■ RECORD EXTRACTS
____

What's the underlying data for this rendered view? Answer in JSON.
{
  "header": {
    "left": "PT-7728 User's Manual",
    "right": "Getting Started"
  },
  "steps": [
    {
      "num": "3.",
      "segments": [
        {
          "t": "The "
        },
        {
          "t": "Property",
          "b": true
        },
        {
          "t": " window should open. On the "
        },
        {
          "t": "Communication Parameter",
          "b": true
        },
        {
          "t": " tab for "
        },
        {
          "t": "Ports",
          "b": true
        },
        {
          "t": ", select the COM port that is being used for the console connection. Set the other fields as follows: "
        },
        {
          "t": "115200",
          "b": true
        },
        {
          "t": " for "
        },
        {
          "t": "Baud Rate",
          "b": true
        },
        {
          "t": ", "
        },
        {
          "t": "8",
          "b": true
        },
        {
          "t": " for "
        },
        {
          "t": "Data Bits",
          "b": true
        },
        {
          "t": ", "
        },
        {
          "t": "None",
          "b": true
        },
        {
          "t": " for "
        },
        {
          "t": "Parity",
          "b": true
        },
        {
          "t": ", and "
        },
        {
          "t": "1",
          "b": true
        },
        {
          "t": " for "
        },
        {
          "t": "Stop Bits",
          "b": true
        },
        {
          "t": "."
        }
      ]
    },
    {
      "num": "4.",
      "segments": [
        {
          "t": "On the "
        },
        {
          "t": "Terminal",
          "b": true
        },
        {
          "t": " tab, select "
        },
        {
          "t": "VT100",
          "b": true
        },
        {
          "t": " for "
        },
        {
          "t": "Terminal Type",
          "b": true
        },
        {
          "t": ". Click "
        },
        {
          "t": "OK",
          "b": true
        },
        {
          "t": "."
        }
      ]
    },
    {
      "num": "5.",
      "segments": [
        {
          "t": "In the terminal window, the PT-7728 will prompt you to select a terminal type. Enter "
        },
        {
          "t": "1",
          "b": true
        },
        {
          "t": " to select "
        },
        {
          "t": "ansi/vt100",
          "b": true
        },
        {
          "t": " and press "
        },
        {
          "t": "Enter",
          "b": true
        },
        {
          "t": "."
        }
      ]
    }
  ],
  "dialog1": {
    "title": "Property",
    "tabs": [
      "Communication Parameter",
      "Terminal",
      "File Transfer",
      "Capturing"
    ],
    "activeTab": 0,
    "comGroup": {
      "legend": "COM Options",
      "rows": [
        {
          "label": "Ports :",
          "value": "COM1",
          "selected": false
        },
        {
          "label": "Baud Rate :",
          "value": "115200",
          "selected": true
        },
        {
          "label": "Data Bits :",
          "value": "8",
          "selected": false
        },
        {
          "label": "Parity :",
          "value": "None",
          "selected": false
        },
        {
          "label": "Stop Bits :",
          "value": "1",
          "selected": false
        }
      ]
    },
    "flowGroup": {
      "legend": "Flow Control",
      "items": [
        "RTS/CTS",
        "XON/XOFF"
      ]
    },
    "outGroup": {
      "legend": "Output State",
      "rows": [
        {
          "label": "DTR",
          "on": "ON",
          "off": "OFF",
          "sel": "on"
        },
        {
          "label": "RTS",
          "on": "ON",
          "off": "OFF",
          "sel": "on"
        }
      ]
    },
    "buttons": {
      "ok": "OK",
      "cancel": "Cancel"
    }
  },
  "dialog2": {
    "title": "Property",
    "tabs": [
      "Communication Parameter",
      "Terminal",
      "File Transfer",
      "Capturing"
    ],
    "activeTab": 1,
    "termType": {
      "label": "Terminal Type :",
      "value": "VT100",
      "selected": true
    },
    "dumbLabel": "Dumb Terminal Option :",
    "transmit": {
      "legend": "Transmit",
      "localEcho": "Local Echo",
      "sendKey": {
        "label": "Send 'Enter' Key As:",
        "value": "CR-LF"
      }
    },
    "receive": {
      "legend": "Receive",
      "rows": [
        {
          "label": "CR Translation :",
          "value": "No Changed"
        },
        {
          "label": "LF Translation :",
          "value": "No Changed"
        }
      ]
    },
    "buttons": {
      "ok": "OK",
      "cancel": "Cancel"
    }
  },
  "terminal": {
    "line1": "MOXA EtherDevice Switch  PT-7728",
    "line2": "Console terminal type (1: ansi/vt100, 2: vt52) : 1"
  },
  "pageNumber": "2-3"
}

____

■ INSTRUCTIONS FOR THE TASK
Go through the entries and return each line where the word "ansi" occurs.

■ EXERCISE SOLUTION
          "t": "ansi/vt100",
    "line2": "Console terminal type (1: ansi/vt100, 2: vt52) : 1"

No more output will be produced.